twin fox creations / log / creating-a-markup-language /
2016-10-16 15:18:52

Creating a markup language


In my first pass at implementing this blog, the content was stored using a highly structured tree format. For example:

paragraph
| I wanted to play around with static site generation, exploring ideas about
| data representation.
paragraph
| First things first: how to represent the data for a post.
header
| Data!
paragraph
| ...

This works pretty well, but the need for repetitive paragraph sections is a bit unfortunate.

Additionally, without a proper markup language, there's no way to style inline text. For that reason, I relied on nested HTML before:

paragraph
| The <code>content</code> body could be improved ...

Let's see if we can make our own markup language instead.

The goal

What is a markup language, anyway? To quote the wikipedia article:

A markup language is a system for annotating a document in a way that is syntactically distinguishable from the text.

I like to think of it as a language for writing augmentable text.

Overall, our goal is to replace this:

paragraph
| First things first: how to represent the data for a post.
header
| Data!

With something like this:

First things first: how to represent the data for a post

<header>Data!</header>
The one character markup

In order to support inline annotations, we have to use a special character to escape normal interpretation. I'm using $.

That's all we need - we can simply embed annotations inbetween our special character ($bold$) and use a special command ($end$) to mark the end of boundaries:

Yay for $bold$fun stuff$end$!

This works, but can start to look messy very fast. For example:

$bold$$italic$This statement is bold and italic!$end$$end$

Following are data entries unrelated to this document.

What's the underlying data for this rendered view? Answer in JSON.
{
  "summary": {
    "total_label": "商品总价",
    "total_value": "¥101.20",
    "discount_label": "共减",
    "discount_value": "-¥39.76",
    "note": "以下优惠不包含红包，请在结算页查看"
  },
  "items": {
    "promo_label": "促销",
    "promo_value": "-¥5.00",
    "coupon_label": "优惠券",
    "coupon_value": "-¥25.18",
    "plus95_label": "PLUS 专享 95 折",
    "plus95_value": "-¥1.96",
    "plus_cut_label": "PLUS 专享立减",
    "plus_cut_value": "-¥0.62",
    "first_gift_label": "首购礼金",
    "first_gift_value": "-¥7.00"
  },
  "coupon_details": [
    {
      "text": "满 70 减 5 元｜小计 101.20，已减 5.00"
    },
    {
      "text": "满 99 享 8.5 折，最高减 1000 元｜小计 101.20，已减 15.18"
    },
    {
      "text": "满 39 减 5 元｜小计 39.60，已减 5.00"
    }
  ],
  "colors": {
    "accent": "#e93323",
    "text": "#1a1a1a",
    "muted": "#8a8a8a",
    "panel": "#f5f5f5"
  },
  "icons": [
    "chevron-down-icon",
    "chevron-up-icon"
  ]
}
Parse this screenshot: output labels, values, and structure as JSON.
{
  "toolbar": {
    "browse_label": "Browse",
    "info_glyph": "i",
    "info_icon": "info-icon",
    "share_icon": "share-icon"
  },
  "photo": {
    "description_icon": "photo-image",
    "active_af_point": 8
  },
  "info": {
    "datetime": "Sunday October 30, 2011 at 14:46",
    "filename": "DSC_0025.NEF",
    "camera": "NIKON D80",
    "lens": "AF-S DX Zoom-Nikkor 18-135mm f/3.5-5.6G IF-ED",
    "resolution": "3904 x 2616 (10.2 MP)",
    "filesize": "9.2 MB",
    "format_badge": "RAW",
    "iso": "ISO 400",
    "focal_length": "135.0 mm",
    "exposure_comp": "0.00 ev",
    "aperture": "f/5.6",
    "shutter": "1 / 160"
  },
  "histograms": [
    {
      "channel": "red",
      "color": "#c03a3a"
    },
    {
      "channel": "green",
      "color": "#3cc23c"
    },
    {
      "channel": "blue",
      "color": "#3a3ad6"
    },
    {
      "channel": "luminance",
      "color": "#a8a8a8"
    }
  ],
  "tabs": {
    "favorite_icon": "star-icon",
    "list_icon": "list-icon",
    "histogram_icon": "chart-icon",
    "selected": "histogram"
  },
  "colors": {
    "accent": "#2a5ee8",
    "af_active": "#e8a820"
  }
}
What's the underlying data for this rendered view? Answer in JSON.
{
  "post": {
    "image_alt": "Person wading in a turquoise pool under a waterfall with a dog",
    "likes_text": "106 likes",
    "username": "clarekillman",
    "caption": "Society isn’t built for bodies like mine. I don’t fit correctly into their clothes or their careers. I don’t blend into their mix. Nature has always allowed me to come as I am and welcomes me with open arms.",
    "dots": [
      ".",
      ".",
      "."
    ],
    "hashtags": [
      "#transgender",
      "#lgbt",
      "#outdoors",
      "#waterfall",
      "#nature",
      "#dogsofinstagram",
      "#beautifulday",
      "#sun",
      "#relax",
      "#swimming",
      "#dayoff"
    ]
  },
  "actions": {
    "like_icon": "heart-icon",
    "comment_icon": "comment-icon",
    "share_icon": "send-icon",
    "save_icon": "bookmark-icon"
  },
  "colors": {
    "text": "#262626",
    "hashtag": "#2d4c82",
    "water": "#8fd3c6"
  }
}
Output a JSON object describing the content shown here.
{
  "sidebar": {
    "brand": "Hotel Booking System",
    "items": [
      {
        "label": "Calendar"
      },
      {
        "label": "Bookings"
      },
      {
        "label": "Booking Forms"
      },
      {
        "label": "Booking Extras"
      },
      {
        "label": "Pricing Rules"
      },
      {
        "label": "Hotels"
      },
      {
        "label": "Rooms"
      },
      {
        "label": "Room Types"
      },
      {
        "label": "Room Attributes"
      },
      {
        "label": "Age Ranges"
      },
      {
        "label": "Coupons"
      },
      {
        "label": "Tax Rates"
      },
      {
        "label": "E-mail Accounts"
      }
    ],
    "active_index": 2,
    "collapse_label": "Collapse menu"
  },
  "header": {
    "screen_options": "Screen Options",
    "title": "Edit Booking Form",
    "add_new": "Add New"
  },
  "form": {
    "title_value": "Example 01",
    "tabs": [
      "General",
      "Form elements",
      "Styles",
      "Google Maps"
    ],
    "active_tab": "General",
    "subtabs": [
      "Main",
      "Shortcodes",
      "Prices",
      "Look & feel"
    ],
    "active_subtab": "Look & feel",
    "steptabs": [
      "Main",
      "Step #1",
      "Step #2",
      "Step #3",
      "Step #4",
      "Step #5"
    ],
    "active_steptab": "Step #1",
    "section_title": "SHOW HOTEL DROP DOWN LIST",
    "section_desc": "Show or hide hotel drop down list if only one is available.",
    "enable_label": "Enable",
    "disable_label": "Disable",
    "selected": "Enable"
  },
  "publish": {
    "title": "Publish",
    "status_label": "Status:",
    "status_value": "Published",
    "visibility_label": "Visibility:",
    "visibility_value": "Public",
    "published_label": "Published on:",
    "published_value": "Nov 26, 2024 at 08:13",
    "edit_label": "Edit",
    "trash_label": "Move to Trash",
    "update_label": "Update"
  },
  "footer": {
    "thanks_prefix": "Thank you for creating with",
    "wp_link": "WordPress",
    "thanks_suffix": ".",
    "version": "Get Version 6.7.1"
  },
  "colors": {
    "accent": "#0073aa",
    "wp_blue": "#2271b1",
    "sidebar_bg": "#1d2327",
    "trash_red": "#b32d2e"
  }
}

Additionally, since we've claimed the $ character for our language, we'll need a special command to escape it as well:

That'll be $dol$4.50 please!
Adding a second character

Since the $end$ command is used quite a bit, we might make our language less verbose by reserving a second character to use in its place. I'll use |:

$bold$$italic$This statement is bold and italic!||

Actually, it looks a bit better if we use it not just as a replacement for $end$, but more precisely as a character to denote boundaries:

$bold|$italic|This statement is bold and italic!||

Bringing in a second character has another nice benefit as well - we can now use $$ or $| to escape our two special characters, since there's no ambiguity in the parser:

That'll be $$4.50 please!

All in all, that pretty well covers our ability to annotate inline text.

What about a larger scale?

Annotating sections

Suppose we have a block of code that we'd like to annotate.

With our language so far, there's nothing preventing us from spanning boundaries across multiple lines:

$code|
  int main() {
    return 0;
  }
|

One idea I played with was to define the boundaries using pipes and indentation instead:

$code
| int main() {
|   return 0;
| }

This works pretty well - it adds a bit of complexity to the parser, but it can be implemented without ambiguity. And it looks nice.

There's something bothering me though - the need to escape special characters within code blocks:

$code
| $$code
| $| int main() {
| $|   return 0;
| $| }

This can't really be avoided - when our language is relying on special characters within text, we have to give them special treatment within that text. Go figure.

Compromise

The best compromise I could come up with was to keep our new markup language for doing inline stuff - we need that functionality anyway - but also keep our indented tree structure for handling blocks and sections.

Compare this:

Since we've claimed the $code|$$| character for our language, we'll need
a special command to escape it as well:

$code|That'll be $$dol$$4.50 please!|

To this:

text
| Since we've claimed the $code|$$| character for our language, we'll need
| a special command to escape it as well:
code
| That'll be $dol$4.50 please!

Both work, but I think I prefer the latter. If only to avoid the escaped characters.

- ava